Margaret River

Opening Hours

  • Sat 7 Sept10am - 4pm
  • Sun 8 Sept10am - 4pm
  • Mon 9 SeptClosed
  • Tue 10 Sept10am - 4pm
  • Wed 11 SeptClosed
  • Thu 12 Sept10am - 4pm
  • Fri 13 Sept10am - 4pm
  • Sat 14 Sept10am - 4pm
  • Sun 15 Sept10am - 4pm
  • Mon 16 SeptClosed
  • Tue 17 Sept10am - 4pm
  • Wed 18 SeptClosed
  • Thu 19 Sept10am - 4pm
  • Fri 20 Sept10am - 4pm
  • Sat 21 Sept10am - 4pm
  • Sun 22 Sept10am - 4pm
  • Parking suitable for cars
  • Universal access

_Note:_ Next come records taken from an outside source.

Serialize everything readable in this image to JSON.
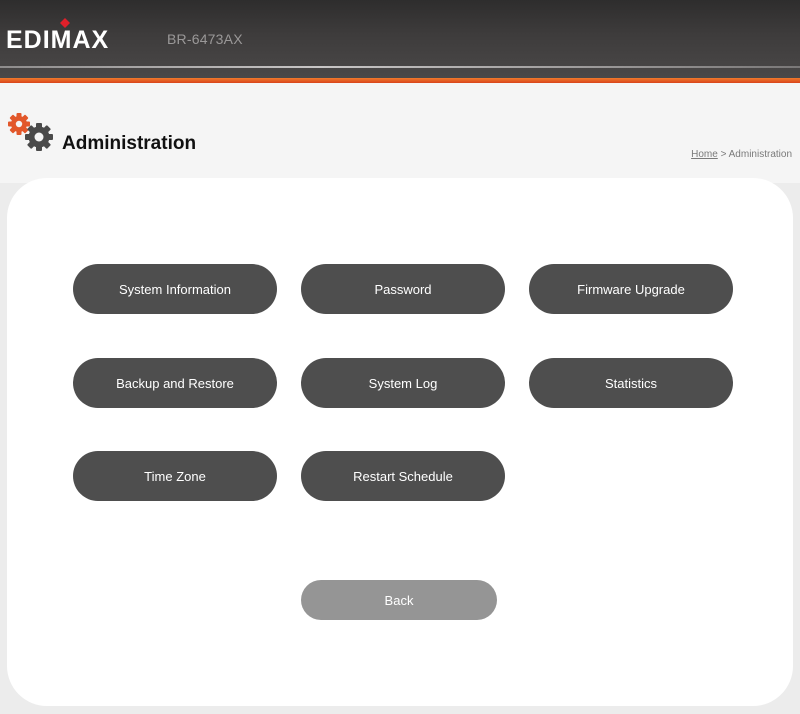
{
  "header": {
    "brand": "EDIMAX",
    "model": "BR-6473AX"
  },
  "page": {
    "title": "Administration",
    "icon": "gears-icon"
  },
  "breadcrumb": {
    "home": "Home",
    "separator": ">",
    "current": "Administration"
  },
  "menu": [
    {
      "label": "System Information"
    },
    {
      "label": "Password"
    },
    {
      "label": "Firmware Upgrade"
    },
    {
      "label": "Backup and Restore"
    },
    {
      "label": "System Log"
    },
    {
      "label": "Statistics"
    },
    {
      "label": "Time Zone"
    },
    {
      "label": "Restart Schedule"
    }
  ],
  "back_label": "Back",
  "colors": {
    "accent": "#e2572a",
    "button": "#4e4e4e",
    "back_button": "#959595",
    "header": "#3a3838"
  }
}
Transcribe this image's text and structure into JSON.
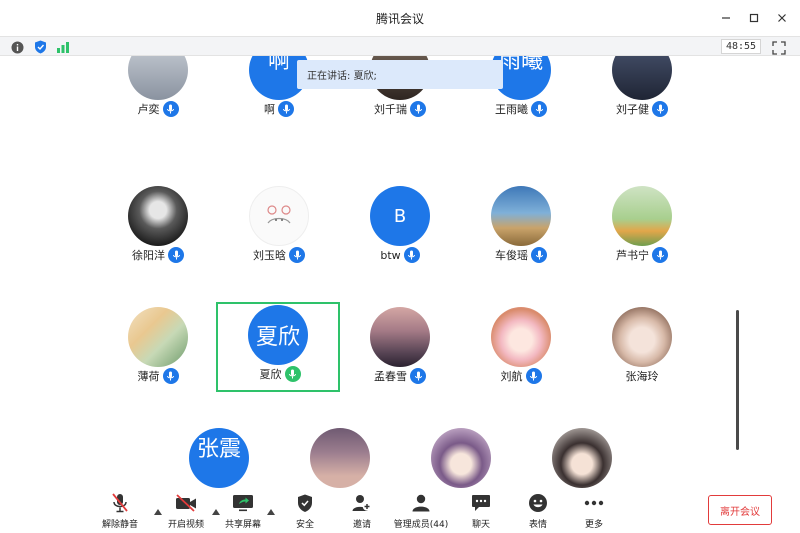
{
  "window": {
    "title": "腾讯会议"
  },
  "infobar": {
    "timer": "48:55"
  },
  "speaking": {
    "label": "正在讲话:",
    "name": "夏欣;"
  },
  "participants": [
    {
      "name": "卢奕"
    },
    {
      "name": "啊",
      "avatar_text": "啊"
    },
    {
      "name": "刘千瑞"
    },
    {
      "name": "王雨曦",
      "avatar_text": "雨曦"
    },
    {
      "name": "刘子健"
    },
    {
      "name": "徐阳洋"
    },
    {
      "name": "刘玉晗"
    },
    {
      "name": "btw",
      "avatar_text": "B"
    },
    {
      "name": "车俊瑶"
    },
    {
      "name": "芦书宁"
    },
    {
      "name": "薄荷"
    },
    {
      "name": "夏欣",
      "avatar_text": "夏欣",
      "speaking": true
    },
    {
      "name": "孟春雪"
    },
    {
      "name": "刘航"
    },
    {
      "name": "张海玲"
    },
    {
      "avatar_text": "张震"
    },
    {},
    {},
    {}
  ],
  "toolbar": {
    "unmute": "解除静音",
    "video": "开启视频",
    "share": "共享屏幕",
    "security": "安全",
    "invite": "邀请",
    "members": "管理成员(44)",
    "chat": "聊天",
    "reactions": "表情",
    "more": "更多",
    "leave": "离开会议"
  },
  "colors": {
    "accent": "#1e77e8",
    "speaking": "#2ec26a",
    "leave": "#e23b3b"
  }
}
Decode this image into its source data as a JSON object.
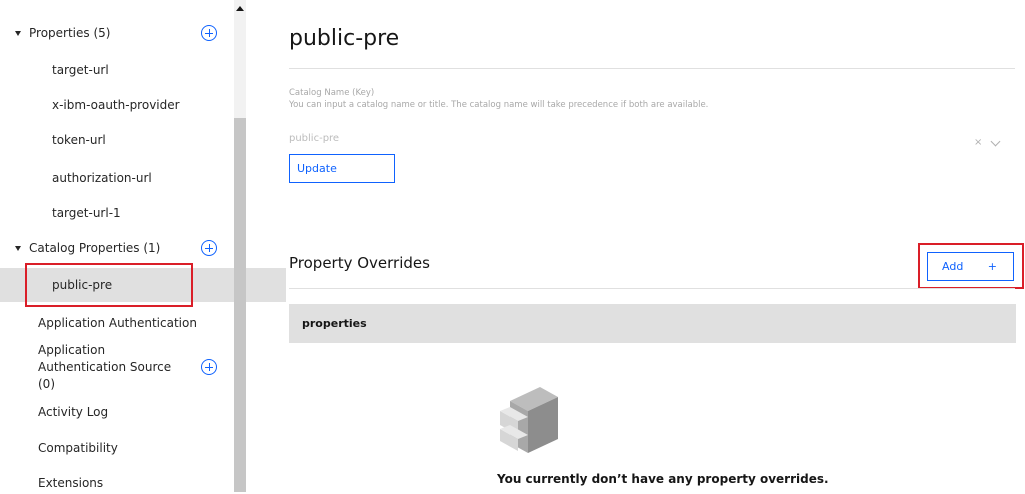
{
  "sidebar": {
    "properties_group": {
      "label": "Properties (5)"
    },
    "properties_items": [
      {
        "label": "target-url"
      },
      {
        "label": "x-ibm-oauth-provider"
      },
      {
        "label": "token-url"
      },
      {
        "label": "authorization-url"
      },
      {
        "label": "target-url-1"
      }
    ],
    "catalog_group": {
      "label": "Catalog Properties (1)"
    },
    "catalog_items": [
      {
        "label": "public-pre",
        "selected": true
      }
    ],
    "items": [
      {
        "label": "Application Authentication"
      },
      {
        "label": "Application Authentication Source (0)"
      },
      {
        "label": "Activity Log"
      },
      {
        "label": "Compatibility"
      },
      {
        "label": "Extensions"
      }
    ]
  },
  "main": {
    "title": "public-pre",
    "catalog_field": {
      "label": "Catalog Name (Key)",
      "help": "You can input a catalog name or title. The catalog name will take precedence if both are available.",
      "value": "public-pre",
      "clear_glyph": "×"
    },
    "update_label": "Update",
    "overrides": {
      "title": "Property Overrides",
      "add_label": "Add",
      "add_glyph": "+",
      "table_header": "properties",
      "empty_message": "You currently don’t have any property overrides."
    }
  },
  "colors": {
    "accent": "#0f62fe",
    "highlight": "#da1e28",
    "selected_bg": "#e0e0e0"
  },
  "icons": [
    "plus-circle-icon",
    "caret-down-icon",
    "chevron-down-icon",
    "close-icon",
    "file-cabinet-icon"
  ]
}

Yu-Hua Lan is a Taiwan-born ceramic artist, currently living and working in Australia’s South West. Previously she worked in environmental protection and those experiences enabled her to appreciate the connections between human emotions and the natural world.
She has MA in Fine Art from Camberwell College of Arts, London. Her personal art practice experiments mainly casting organic seeds shell forms and other natural materials, transforming them into sculpture, jewelry and pottery to make more connections.
Modern days have brought some modern troubles. Reconnecting with Mother Earth has become very important to many people around the world. The whole movement was born out of the need of returning back to nature.To respond this thought, “Casting natural resource’s texture into clay” is her main making process through all the projects. This aim to arouse emotions in audiences with natural world, organic abstraction, also deconstruct the original meaning of the term "organic forms sculpture" was to her, to others and why the result of her work is how it is.
She through cast natural materials texture from plaster mould to clay, then irregular arrangement, stacking those clay forms to describe their own sensory experiences which imitates the patterns and toughness of natural texture, reconstructing the portrayal of nature in emotional memories and creating emotional bonds.
Responding to personal turmoil over the last five years and larger environmental changes, Yu-Hua represents her world in clay. A repressed and peaceful surface is accompanied by lingering doubts over turning points.
Humans are naturally attracted to organic forms. Any irregularity is comforting and approachable. People protect what they know and love but by distancing ourselves from nature, we lose our understanding and appreciation of it. The slow down has allowed the natural world to briefly recover but any uncertainty continues to cause personal anxiety. Damage is still done that is likely impossible to repair.
With her work Yu-Hua aims to connect emotionally with her audience, exploring the healing potential of cooperation, nature and making.